Pandora, too, is working with plenty of automakers. Included in the stat sheet it sent out were these figures: Pandora comes in 175 aftermarket devices and is built into more than 90 different car models.
It’s a natural fit. According to one survey, 84 percent of respondents said they listen to AM/FM radio while driving. More telling, though, is that among the 18- to 24-year-old group, roughly one in five people said they stream music on Pandora via their cell phones while driving. You can see where this is all going: Get it all built into the car and this will be how many people will want their music.
Couple this with the major changes to the voice-activated Siri technology announced at WWDC, and, BTIG analyst Richard Greenfield says, iTunes Radio is a clear threat.
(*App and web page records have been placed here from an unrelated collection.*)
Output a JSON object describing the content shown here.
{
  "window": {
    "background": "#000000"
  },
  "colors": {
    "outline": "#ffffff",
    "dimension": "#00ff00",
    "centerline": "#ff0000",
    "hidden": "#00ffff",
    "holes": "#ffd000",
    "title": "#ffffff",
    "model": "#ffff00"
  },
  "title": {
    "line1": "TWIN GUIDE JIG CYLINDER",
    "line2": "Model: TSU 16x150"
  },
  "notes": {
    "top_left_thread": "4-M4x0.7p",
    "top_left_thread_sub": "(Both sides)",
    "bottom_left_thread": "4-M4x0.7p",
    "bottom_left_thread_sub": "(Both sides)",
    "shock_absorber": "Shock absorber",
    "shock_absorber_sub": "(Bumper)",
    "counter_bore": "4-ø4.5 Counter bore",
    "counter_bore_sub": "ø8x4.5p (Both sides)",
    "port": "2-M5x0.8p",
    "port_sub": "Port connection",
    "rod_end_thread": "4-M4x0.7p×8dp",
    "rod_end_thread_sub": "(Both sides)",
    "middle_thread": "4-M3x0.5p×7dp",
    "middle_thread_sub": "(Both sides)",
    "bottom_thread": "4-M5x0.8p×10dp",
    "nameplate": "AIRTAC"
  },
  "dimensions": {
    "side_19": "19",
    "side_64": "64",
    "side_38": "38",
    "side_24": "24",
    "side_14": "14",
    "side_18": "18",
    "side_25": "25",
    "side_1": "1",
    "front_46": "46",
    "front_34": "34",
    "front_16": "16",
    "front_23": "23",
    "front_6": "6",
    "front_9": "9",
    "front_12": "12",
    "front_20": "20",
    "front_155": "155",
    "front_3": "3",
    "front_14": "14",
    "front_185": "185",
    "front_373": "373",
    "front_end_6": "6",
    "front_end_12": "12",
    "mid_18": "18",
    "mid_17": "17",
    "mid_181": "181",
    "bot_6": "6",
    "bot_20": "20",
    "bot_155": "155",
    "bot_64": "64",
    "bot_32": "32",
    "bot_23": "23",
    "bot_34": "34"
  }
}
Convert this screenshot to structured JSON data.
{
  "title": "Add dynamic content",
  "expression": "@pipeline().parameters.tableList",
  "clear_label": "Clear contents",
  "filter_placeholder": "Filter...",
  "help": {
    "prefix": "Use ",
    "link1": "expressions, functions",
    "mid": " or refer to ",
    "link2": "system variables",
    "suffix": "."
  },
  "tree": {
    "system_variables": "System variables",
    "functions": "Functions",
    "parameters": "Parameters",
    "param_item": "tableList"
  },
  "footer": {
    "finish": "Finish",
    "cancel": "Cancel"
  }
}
Siri, he wrote, is “key to giving iOS an important place in the car and beyond, and making iTunes Radio a true ‘Pandora Killer.'” Especially if iTunes Radio — not Pandora or, say, Spotify — is front and center in the dashboard.
Of course, Apple has plenty of challenges — and new challengers. Spotify, with an Internet radio service in 28 countries, is quickly adding territories. Google, meantime, rolled out a Spotify-like subscription service in May that’s part of Google Play, and it could decide to add a free tier as it tries to compete. It’s also working on a music service connected to YouTube.
But for the past decade, Apple has lured people to its hardware through entertainment content, beginning with music. And music, with iTunes Radio’s 27 million tracks to Pandora’s 1 million, could further that trend for the next decade. Especially if Apple unveils a cheaper iPhone and even a new device — say, a smartwatch — through which it could send a personalized sound track.
Might history repeat? Consider that Apple was not first to market with a digital music player, a smartphone, or a tablet computer. Yet in each instance, the extra time paid off. Draw whatever conclusions you prefer, but this much is beyond debate: Apple has proved that when it comes to technology, the race does not necessarily always go to the swift.